As far as I know, Apple kept the iPad4 crippled too. A quick Google implies that there’s no external storage options with it either. One such resource: http://store.apple.com/us/question/answers/ipad?tqid=QAPKK4UUTPCDAJYYXPT47A24U4YAUH79K

The only way to “connect” and make use of a drive to an iOS device is to use a special hard drive with WiFi & special software that you can install on the phone/tablet/whatever. You copy the content over to the drive, and it works with the software to play a small selection of formats.

Here’s a list–albeit from a year ago now–that has some of the products out there that support limited media streaming: http://www.businessinsider.com/best-wifi-hard-drives-2011-8?op=1

Bummer. I have a 1 tb 2.5 " Seagate I was hoping to use on either my laptop or iPad. The problem you run into depending on wifi are the restrictions you run into in hotel rooms. Too good to be true, I guess.

Going back to the laptop and the link you sent, am I understanding correctly if I get the device that houses the drive that has two usb ports, I can power the drive from the external battery (link you also sent) with one port and copy the videos from my laptop using the second port - or, conversely, power the drive using one port and watch a video on my laptop stored on the drive with the second port?

A USB portable HDD does not need any power, it gets power from the USB.

There are many choices up to 2TB.

[QUOTE=servtrkr;2666545]Is anyone aware of a product I can buy that supports a connector for a 2.5 in. SATA internal drive and a USB output port?[/quote]“Image Tank” is the words to feed your favourite search engine.

[QUOTE=CDan;2666665]A USB portable HDD does not need any power, it gets power from the USB.[/QUOTE]Only those that are standard compliant.

Michael

[QUOTE=servtrkr;2666656]Bummer. I have a 1 tb 2.5 " Seagate I was hoping to use on either my laptop or iPad. The problem you run into depending on wifi are the restrictions you run into in hotel rooms. Too good to be true, I guess. [/quote]Restrictions? The devices (typically) host an ad-hoc WiFi network. This frequently means a lack of Internet access while accessing the wireless storage, but some devices can pass an Internet connection through from an existing WiFi network.

Going back to the laptop and the link you sent, am I understanding correctly if I get the device that houses the drive that has two usb ports, I can power the drive from the external battery (link you also sent) with one port and copy the videos from my laptop using the second port - or, conversely, power the drive using one port and watch a video on my laptop stored on the drive with the second port?

Ideally, yes. But, really, unless your computer sticks closely to the USB specs (or the USB subsystem has been poorly designed), you need not use the extra battery. You might not even need to use the Y-cable to draw extra current. I have a moderately-aged 320GB Seagate 2.5" drive that can run when connected directly to my computers, Xbox, TV, and A/V receiver. It even got enough power to run when using a non-powered USB hub connected to my notebook computer. The only time it failed to work was when I connected it to a powered/non-powered hub without using the hub’s power adapter. (That particular hub seems to draw less current from the USB ports on my computer, instead relying on its power adapter to handle anything above 500 mA).

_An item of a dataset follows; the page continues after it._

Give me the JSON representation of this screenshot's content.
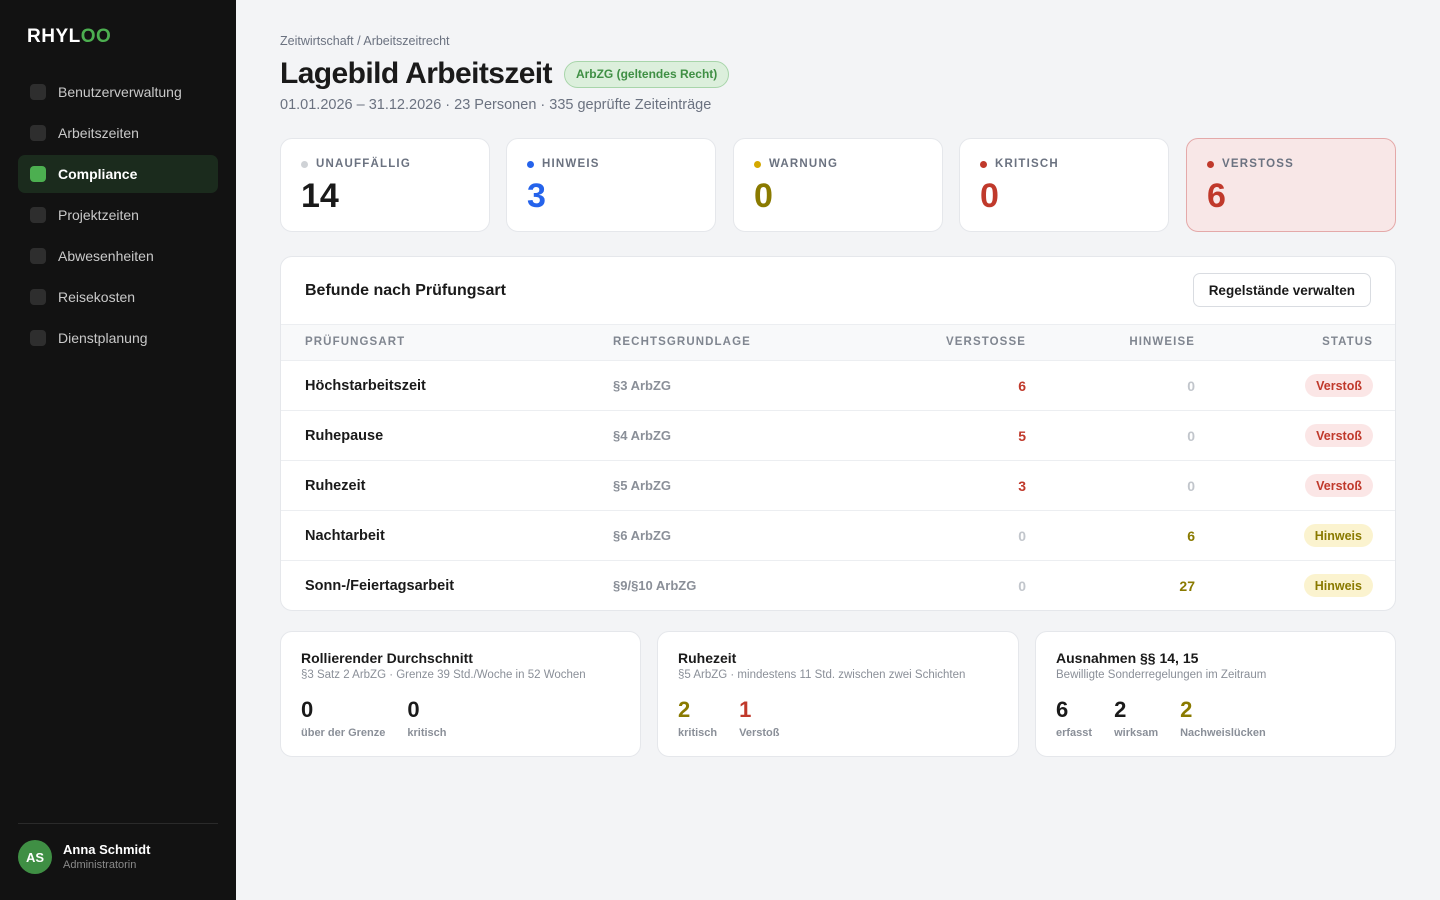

So you still have many options from which you may choose. Now you get to figure out which is the best match for your needs.